a secular former pilot, I ended up discussing religion versus science; and with
Diknash – a Techniontrained former engineer from Fureidis – the problems of the
Arab sector. As I said, this fishing park has an only-in-Israel feel to
The site has been operating for nine years (after a battle with
environmentalists that I could well understand over development in this
sensitive area). It has been holding special days for the religious public for
the past five years, and I got the impression it is still a work in
“It’s not meant to be Superland,” Diknash pointed out, using
the generic name for an amusement park. The activities, however, include a rope
ladder and rope slide, donkey rides, paddling pools, baking pitot, and – a
particular hit with my son – boats (although steering away from the fishing
lines at one point left us up a pleasant creek without a paddle).
is also (for an extra charge) a foot spa, where the fish tickle as they nibble

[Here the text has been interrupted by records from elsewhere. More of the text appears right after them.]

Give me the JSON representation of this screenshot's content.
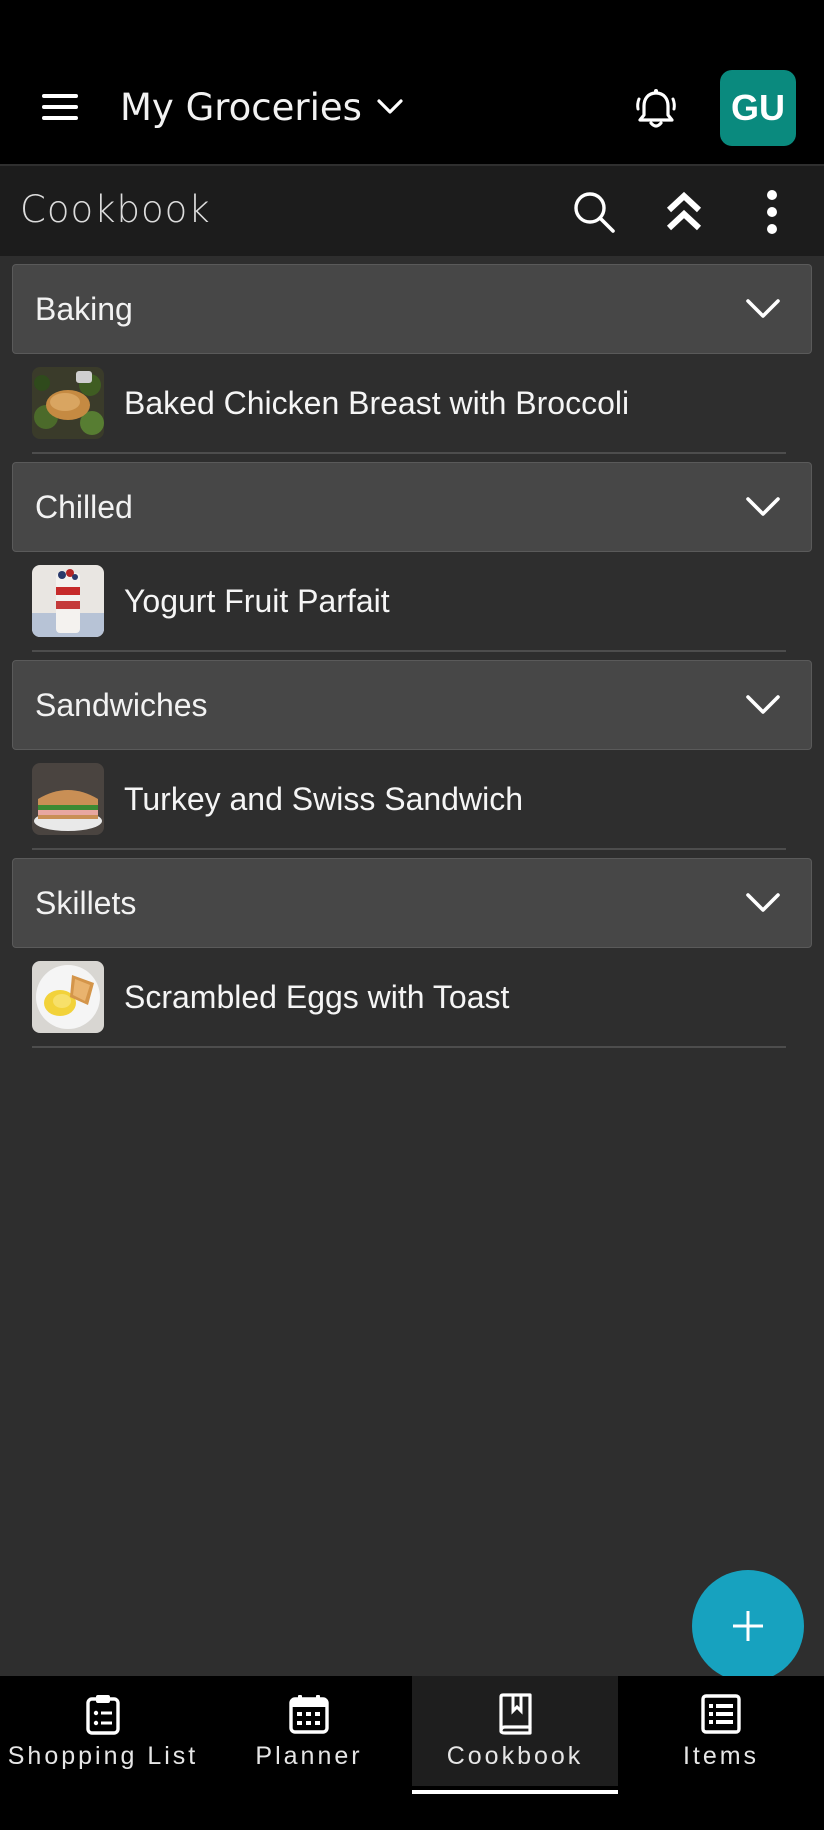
{
  "app_bar": {
    "list_name": "My Groceries",
    "avatar_initials": "GU",
    "avatar_color": "#0a8a7e"
  },
  "section": {
    "title": "Cookbook"
  },
  "categories": [
    {
      "name": "Baking",
      "recipes": [
        {
          "name": "Baked Chicken Breast with Broccoli",
          "thumb": "chicken-broccoli"
        }
      ]
    },
    {
      "name": "Chilled",
      "recipes": [
        {
          "name": "Yogurt Fruit Parfait",
          "thumb": "parfait"
        }
      ]
    },
    {
      "name": "Sandwiches",
      "recipes": [
        {
          "name": "Turkey and Swiss Sandwich",
          "thumb": "sandwich"
        }
      ]
    },
    {
      "name": "Skillets",
      "recipes": [
        {
          "name": "Scrambled Eggs with Toast",
          "thumb": "eggs-toast"
        }
      ]
    }
  ],
  "fab_color": "#17a2bf",
  "bottom_nav": [
    {
      "label": "Shopping List",
      "icon": "clipboard-icon"
    },
    {
      "label": "Planner",
      "icon": "calendar-icon"
    },
    {
      "label": "Cookbook",
      "icon": "book-icon",
      "active": true
    },
    {
      "label": "Items",
      "icon": "list-icon"
    }
  ]
}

at the dead skin. I’m not sure whether this counted as cruelty, given the state
of my feet, but out of all the fish at the site, they seem to have the best

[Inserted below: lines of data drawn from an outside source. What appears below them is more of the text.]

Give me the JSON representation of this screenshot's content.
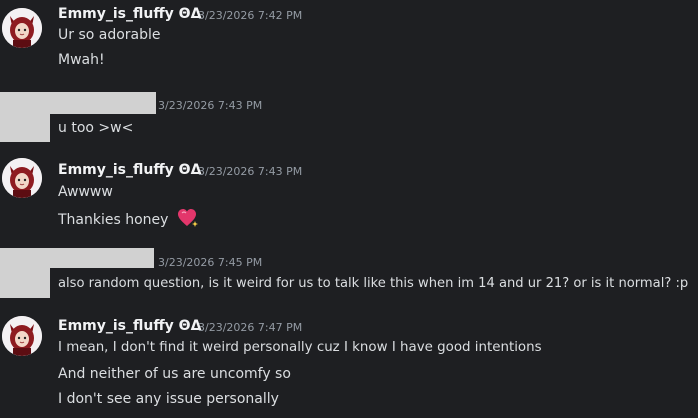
{
  "messages": [
    {
      "author": "Emmy_is_fluffy ΘΔ",
      "timestamp": "3/23/2026 7:42 PM",
      "lines": [
        "Ur so adorable",
        "Mwah!"
      ]
    },
    {
      "author": "",
      "timestamp": "3/23/2026 7:43 PM",
      "lines": [
        "u too >w<"
      ]
    },
    {
      "author": "Emmy_is_fluffy ΘΔ",
      "timestamp": "3/23/2026 7:43 PM",
      "lines": [
        "Awwww",
        "Thankies honey"
      ],
      "emoji": "sparkling-heart-icon"
    },
    {
      "author": "",
      "timestamp": "3/23/2026 7:45 PM",
      "lines": [
        "also random question, is it weird for us to talk like this when im 14 and ur 21? or is it normal? :p"
      ]
    },
    {
      "author": "Emmy_is_fluffy ΘΔ",
      "timestamp": "3/23/2026 7:47 PM",
      "lines": [
        "I mean, I don't find it weird personally cuz I know I have good intentions",
        "And neither of us are uncomfy so",
        "I don't see any issue personally"
      ]
    }
  ],
  "colors": {
    "background": "#1e1f22",
    "username": "#f2f3f5",
    "timestamp": "#949ba4",
    "text": "#dbdee1",
    "redaction": "#d1d1d1"
  }
}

For those who want to venture further afield, there are bicycles for
hire and marked cycling paths, and of course, the coast is an easy walk or

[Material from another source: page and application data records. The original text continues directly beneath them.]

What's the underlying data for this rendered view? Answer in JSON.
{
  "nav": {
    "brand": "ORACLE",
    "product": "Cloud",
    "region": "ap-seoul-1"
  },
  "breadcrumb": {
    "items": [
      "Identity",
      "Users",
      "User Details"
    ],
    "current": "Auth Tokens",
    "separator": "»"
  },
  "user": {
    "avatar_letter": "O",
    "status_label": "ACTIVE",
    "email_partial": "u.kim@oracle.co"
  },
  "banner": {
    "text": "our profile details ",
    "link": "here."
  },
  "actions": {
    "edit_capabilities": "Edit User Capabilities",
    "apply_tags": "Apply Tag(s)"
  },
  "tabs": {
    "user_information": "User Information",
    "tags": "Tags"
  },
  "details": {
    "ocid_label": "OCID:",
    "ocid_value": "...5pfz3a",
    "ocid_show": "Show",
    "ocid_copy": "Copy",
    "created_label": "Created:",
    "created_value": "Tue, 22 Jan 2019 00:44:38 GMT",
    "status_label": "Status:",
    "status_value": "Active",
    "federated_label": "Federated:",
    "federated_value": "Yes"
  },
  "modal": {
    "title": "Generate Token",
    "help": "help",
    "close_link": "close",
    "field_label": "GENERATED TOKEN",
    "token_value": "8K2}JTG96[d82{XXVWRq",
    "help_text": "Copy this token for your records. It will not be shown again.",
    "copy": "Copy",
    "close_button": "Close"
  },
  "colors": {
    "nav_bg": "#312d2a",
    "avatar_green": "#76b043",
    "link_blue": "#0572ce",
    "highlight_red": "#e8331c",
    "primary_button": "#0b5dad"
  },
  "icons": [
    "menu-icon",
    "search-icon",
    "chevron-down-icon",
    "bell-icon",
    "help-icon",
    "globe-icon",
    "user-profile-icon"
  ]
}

AS NIGHT fell, and only the campers remained, the fishing park took
on a different, more intimate, atmosphere. Families borrowed from each other the
one thing they had each forgotten to pack (a sharp “dairy” knife; a can opener;
salt). The showers and toilets are basic but clean, and, perhaps because it was
not crowded, the camping was more pleasant than at other dedicated campsites
I’ve been to.
We slept well and woke up to the sound of the many water
birds for which the area is well-known.
The park began filling up in the
morning, again with different types. My son hooked up with a fisherman
willing to share his 40 years’ experience. Even I watched, amazed, as he
two fish out of the water together and then, with tremendous ease,
and let them go. “I don’t think there’s a fish here that hasn’t felt my
Moses Kolet told me.
Kolet, a semi-retired healer and medical masseur who
lives in Hadera, comes to the park once a week for a day’s fishing.
he’s not the sort who requires solitude for the hobby, and we discussed
Indian Jewish community and early years of immigration while he
pulled fish from the water.
I also met an extended family from Netanya
and, while the children played, we sat in the shade and discussed
the role of women and religion. One mother, while not into the fishing,
openly seeking a different type of catch – a shidduch for her
Day entrance to the fishing park (from 9 a.m. to 5 p.m.) costs
NIS 42; overnight camping followed by a day’s activities (from 4 p.m. to
the following day) costs NIS 85. Although the park is open year-round,
best to check in advance whether it is open to the general public or
the religious sector (www.fishing-park.co.il; (04) 639-1603).
without fishing, I cast my cares aside, relaxed, and left with my feet,
least, in much better condition – an experience for body and sole.
writer and her son were the guests of Ma’ayan Zvi Fishing Park.